Mrs. Mary Ann Bryant Parkinson, wife of Thomas Parkinson of Beaver City, passed over the dark river after a lingering illness on Wednesday, September 6, 1905. Sister Parkinson was born in 1826 in Kent, England. Went to Australia in 1838 where she received the gospel. In 1853 emigrated to America and was married the same year in San Bernardino, California. She and her husband remained in San Bernardino until 1857 when they moved to Beaver where they resided until 1890 when they moved to Toquerville on account of their health, coming back some time ago. Deceased is the mother of eleven children, seven boys and four girls, sixty-two grandchildren and forty-nine great-grandchildren.
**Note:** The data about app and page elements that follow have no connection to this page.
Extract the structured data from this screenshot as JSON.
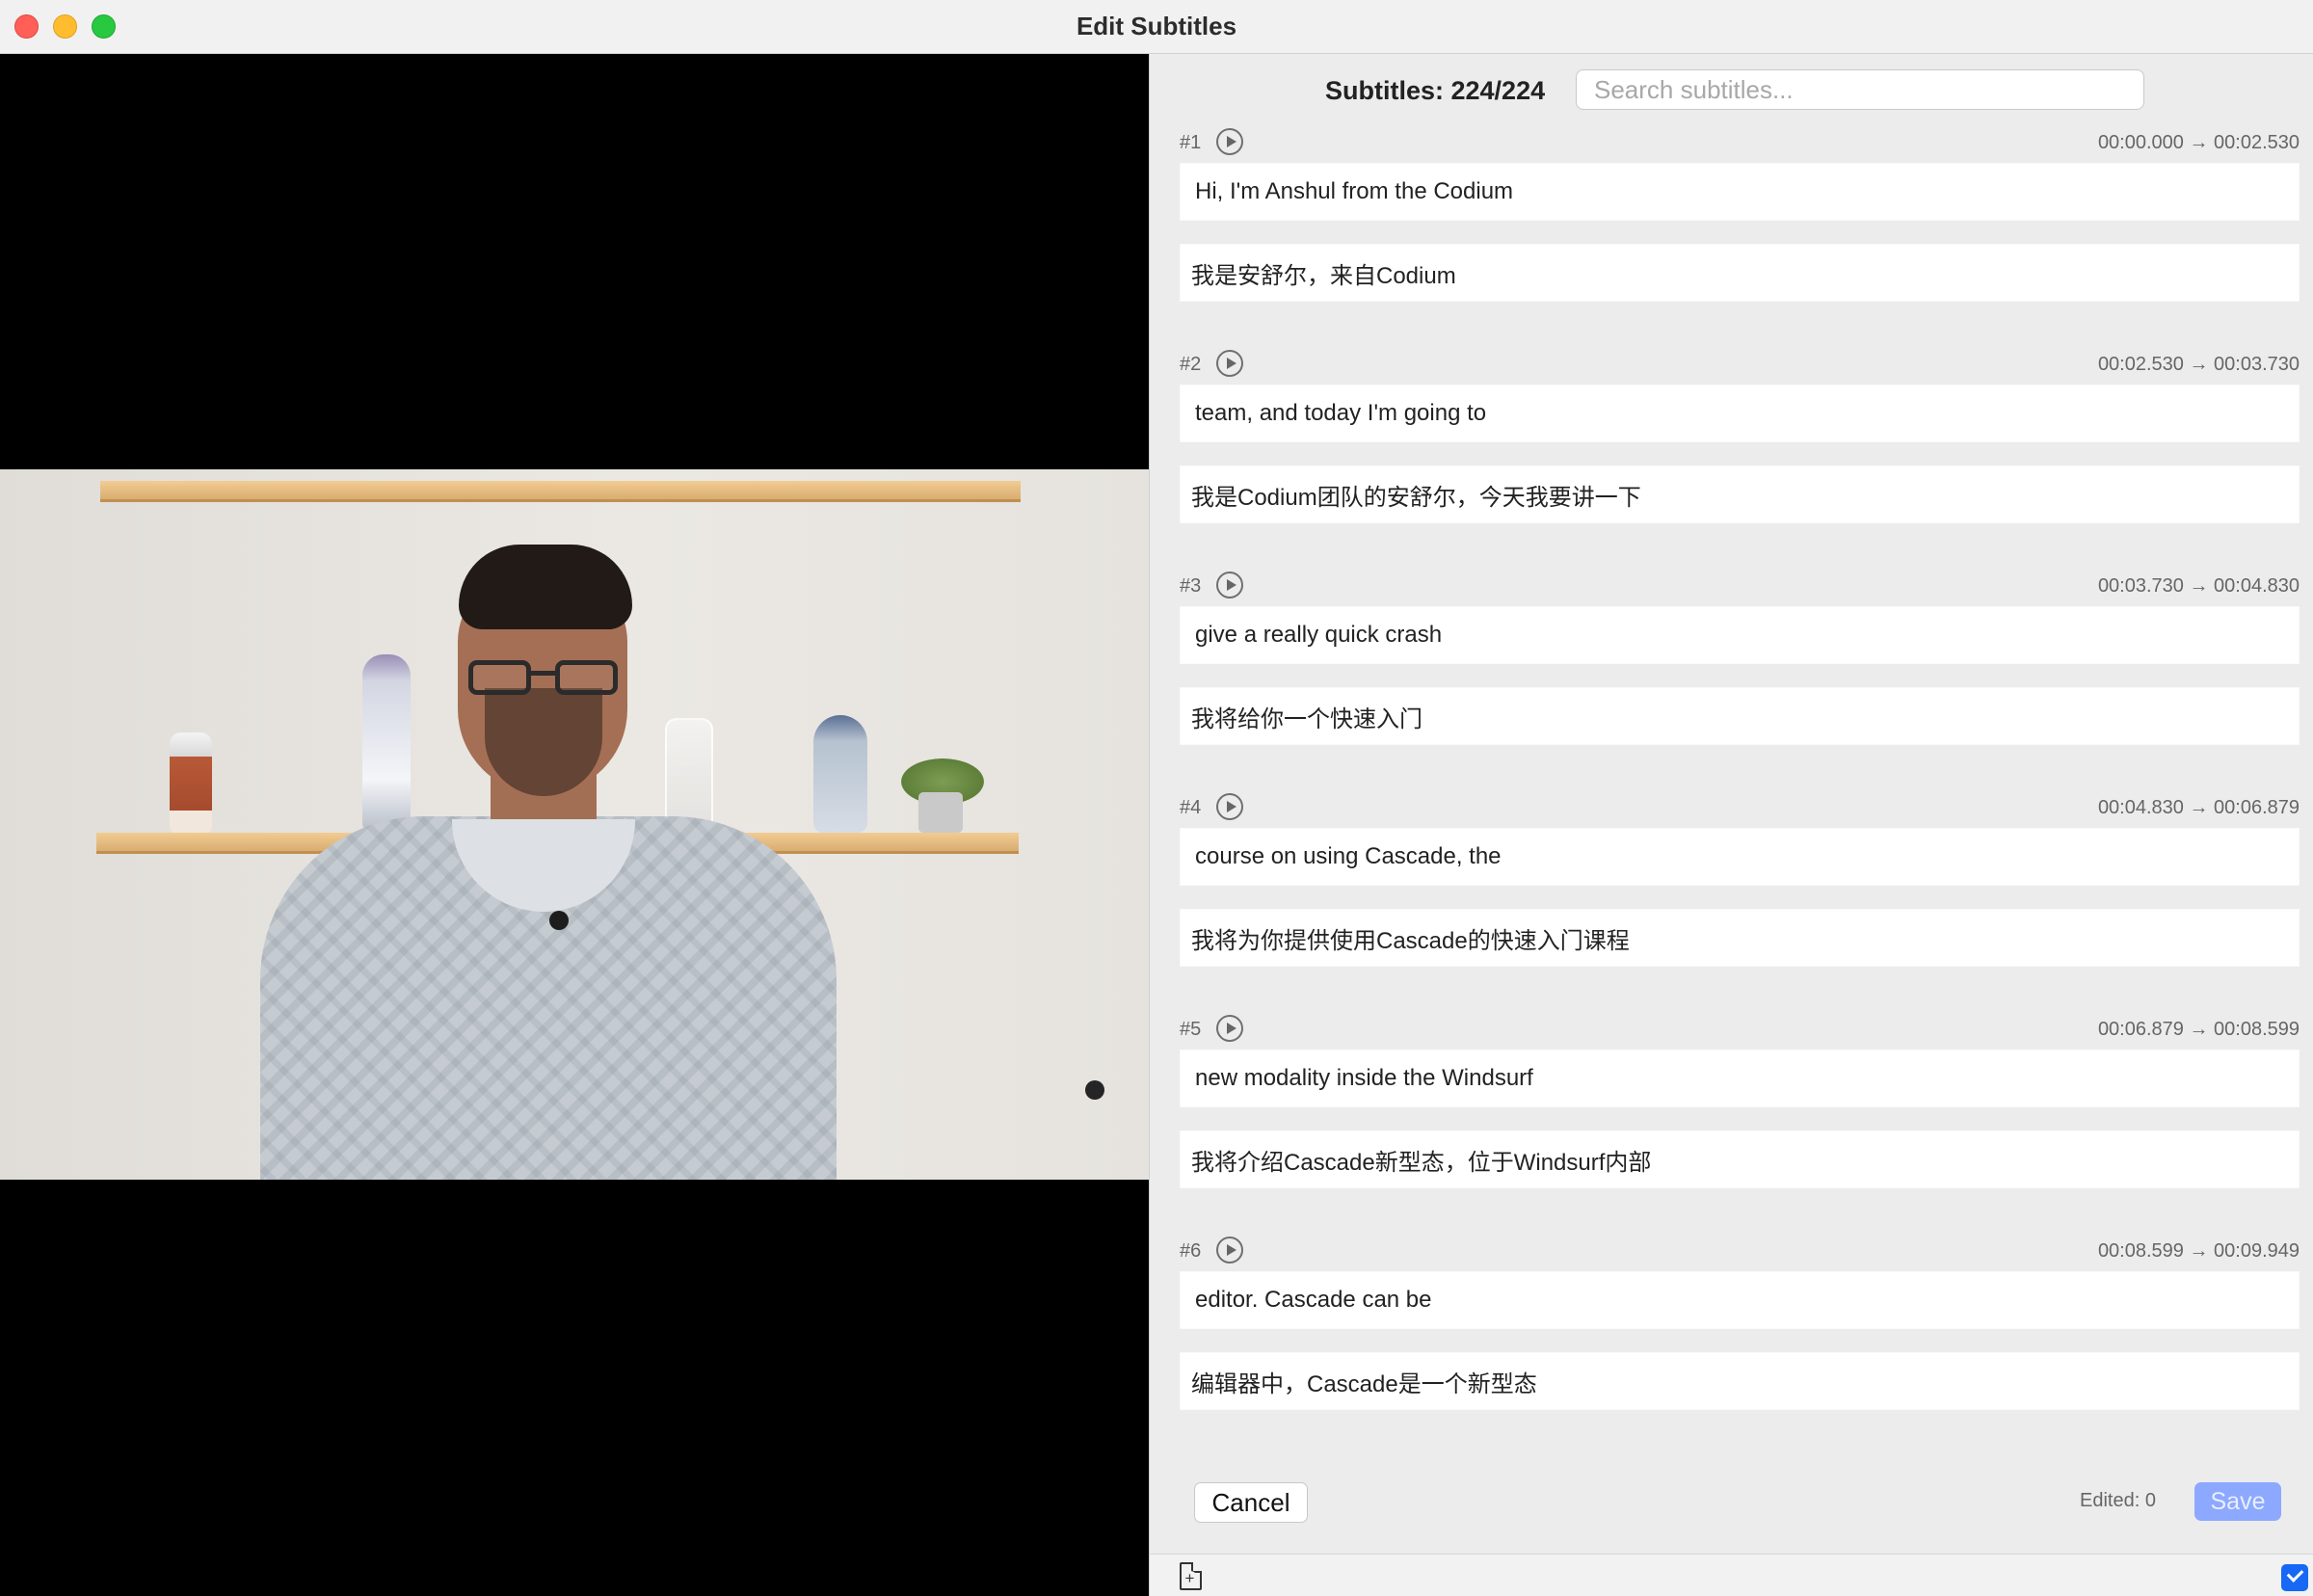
{
  "window": {
    "title": "Edit Subtitles"
  },
  "editor": {
    "subtitle_count": "Subtitles: 224/224",
    "search_placeholder": "Search subtitles...",
    "entries": [
      {
        "number": "#1",
        "time": "00:00.000 → 00:02.530",
        "original": "Hi, I'm Anshul from the Codium",
        "translation": "我是安舒尔，来自Codium"
      },
      {
        "number": "#2",
        "time": "00:02.530 → 00:03.730",
        "original": "team, and today I'm going to",
        "translation": "我是Codium团队的安舒尔，今天我要讲一下"
      },
      {
        "number": "#3",
        "time": "00:03.730 → 00:04.830",
        "original": "give a really quick crash",
        "translation": "我将给你一个快速入门"
      },
      {
        "number": "#4",
        "time": "00:04.830 → 00:06.879",
        "original": "course on using Cascade, the",
        "translation": "我将为你提供使用Cascade的快速入门课程"
      },
      {
        "number": "#5",
        "time": "00:06.879 → 00:08.599",
        "original": "new modality inside the Windsurf",
        "translation": "我将介绍Cascade新型态，位于Windsurf内部"
      },
      {
        "number": "#6",
        "time": "00:08.599 → 00:09.949",
        "original": "editor. Cascade can be",
        "translation": "编辑器中，Cascade是一个新型态"
      }
    ],
    "footer": {
      "cancel_label": "Cancel",
      "edited_label": "Edited: 0",
      "save_label": "Save"
    }
  },
  "icons": {
    "play": "play-icon",
    "document_add": "document-add-icon",
    "checkbox": "checkmark-icon"
  },
  "colors": {
    "save_disabled": "#8da8ff",
    "checkbox_blue": "#1768f5",
    "close": "#ff5f57",
    "minimize": "#febc2e",
    "zoom": "#28c840"
  }
}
The picture of Kent is mine, 2006. The picture of the San Bernardino mountains is from If you would like footnotes and sources and tables and appendixes and the section describing the area of Kent where the Bryants lived, please contact me.

Saturday, October 4, 2008

Life in the Dark Ages

The other day in a conversation, a friend used the expression "it was as dark as the inside of a cow." Following so closely my dad's post on walking in the dark, it brought to mind the following anecdote, probably told by Granny. I wish I could tell things in as funny a way as she did. I also don't remember the identity of the people in the story, but they were relatives of some sort. I'll call them Bert and Ethel.

Bert and Ethel were walking home from a dance late one night in St. Johns. It was, as they say, as dark as the inside of a cow. As they came down Main Street and turned the corner by the Overson home, they tripped over a cow.

They argued with the Oversons for years about whose cow it was and why it was in the road.

(Oh boy, the explanation was longer than the story itself!)

An upcoming post on the Bryant family is currently in production. It is taken mostly from a paper I did in college, but I have some interesting additional details to add from a Stapley family history. Look for it in a week or two.

Photo of the cow from with permission granted for use. I found the photo of the Overson house online but neglected to save the link. Let me know if it's yours so I can provide attribution.